CS:GO is one of the most popular e-sports in the world right now, and there’s a huge amount of fans. Through match betting, or however they got here, they’ve learned that CS:GO is an exciting e-sport to watch, and if we remove the betting aspect, I’m sure that more than 80% of the people will stay. Sure, CS:GO got to where it is now because of unregulated skin betting, but it’s here to stay and gambling isn’t a vital part of it anymore. I mean, guys, we have a league broadcasted on TBS every Friday!

I’m sure some viewership will drop, and lower tier leagues will drop massively in ratings. The size of the e-sport as a whole will still remain.

“From my perspective as a Premier player who was working full time and playing CS:GO competitively as a hobby, I was subjected to playing matches on lounge; which, as you know, is hell when you’re a streamer. You win the match? Maybe one guy says good job. Lose the match? People tell me to kill myself on twitch and twitter. The skin bettors sucked man, and whenever we won they would just say the other team threw. We absolutely hated playing Lounge matches and we got NOTHING out of it. All in all, it made my experience as a CS:GO player pretty terrible and discouraging. I worked full time while i played (for the most part), i liked to stream for fun and it honestly ruined the fun of streaming a lot of times.”

-RobWiz, ex ESEA Premier player, streamer.

Eric 'Xenon' Yu

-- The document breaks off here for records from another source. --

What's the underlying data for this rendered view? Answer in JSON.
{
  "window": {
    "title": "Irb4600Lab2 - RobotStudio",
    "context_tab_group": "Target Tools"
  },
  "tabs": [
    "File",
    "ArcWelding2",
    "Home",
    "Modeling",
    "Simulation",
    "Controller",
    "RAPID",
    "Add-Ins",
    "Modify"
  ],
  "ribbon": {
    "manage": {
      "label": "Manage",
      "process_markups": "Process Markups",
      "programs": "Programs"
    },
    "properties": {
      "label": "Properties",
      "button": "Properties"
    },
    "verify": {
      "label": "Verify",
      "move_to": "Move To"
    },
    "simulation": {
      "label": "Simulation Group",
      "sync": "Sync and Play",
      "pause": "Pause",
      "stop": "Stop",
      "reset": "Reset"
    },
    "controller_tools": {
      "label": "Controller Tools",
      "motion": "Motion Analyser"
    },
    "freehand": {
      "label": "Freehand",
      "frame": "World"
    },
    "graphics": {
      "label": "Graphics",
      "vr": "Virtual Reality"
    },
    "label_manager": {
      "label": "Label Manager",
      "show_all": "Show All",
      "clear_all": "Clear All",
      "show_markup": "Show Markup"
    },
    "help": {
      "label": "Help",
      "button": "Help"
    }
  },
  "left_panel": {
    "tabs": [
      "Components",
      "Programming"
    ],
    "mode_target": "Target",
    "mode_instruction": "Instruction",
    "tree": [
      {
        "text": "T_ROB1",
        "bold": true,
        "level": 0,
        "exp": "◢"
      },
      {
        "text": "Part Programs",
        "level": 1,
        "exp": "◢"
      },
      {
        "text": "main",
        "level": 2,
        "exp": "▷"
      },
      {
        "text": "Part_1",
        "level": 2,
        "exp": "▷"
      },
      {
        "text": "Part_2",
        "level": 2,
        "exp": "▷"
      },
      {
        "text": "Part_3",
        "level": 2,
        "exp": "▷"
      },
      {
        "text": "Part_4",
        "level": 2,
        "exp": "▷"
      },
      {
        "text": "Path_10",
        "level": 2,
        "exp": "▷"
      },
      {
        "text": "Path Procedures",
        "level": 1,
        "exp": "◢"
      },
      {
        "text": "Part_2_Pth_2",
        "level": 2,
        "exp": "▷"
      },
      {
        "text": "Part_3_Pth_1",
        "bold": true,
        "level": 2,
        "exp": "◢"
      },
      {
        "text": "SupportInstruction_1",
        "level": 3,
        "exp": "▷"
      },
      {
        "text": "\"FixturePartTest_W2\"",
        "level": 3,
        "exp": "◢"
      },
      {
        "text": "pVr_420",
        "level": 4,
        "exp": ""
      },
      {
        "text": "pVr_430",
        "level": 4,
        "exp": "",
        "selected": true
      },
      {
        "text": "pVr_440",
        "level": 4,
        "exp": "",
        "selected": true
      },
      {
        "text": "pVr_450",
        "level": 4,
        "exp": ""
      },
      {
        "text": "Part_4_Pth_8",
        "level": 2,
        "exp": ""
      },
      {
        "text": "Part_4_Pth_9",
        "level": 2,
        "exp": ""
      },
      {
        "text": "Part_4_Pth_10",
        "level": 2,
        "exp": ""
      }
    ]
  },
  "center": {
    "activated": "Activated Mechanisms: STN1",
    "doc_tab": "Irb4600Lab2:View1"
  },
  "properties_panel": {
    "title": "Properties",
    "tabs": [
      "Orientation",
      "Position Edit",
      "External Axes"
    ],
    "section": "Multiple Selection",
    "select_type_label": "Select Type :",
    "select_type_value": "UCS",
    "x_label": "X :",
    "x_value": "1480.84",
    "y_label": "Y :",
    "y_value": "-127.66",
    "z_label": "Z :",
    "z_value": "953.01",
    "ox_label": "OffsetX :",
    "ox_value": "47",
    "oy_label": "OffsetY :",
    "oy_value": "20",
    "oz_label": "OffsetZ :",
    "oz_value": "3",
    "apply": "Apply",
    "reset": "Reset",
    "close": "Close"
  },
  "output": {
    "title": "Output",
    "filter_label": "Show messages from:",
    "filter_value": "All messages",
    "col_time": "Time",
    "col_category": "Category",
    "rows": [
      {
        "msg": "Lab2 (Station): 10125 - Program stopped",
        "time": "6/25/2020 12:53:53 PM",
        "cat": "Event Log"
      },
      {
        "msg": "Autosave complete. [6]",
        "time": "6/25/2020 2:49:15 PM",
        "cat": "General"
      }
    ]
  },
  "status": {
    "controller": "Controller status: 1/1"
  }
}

Eric ‘Xenon’ Yu is a high school student from the Bay Area. He is also an e-sports writer. In his free time, he studies foreign languages, hangs out with friends, and follows Counter Strike. You can reach out to him on twitter @xenoncs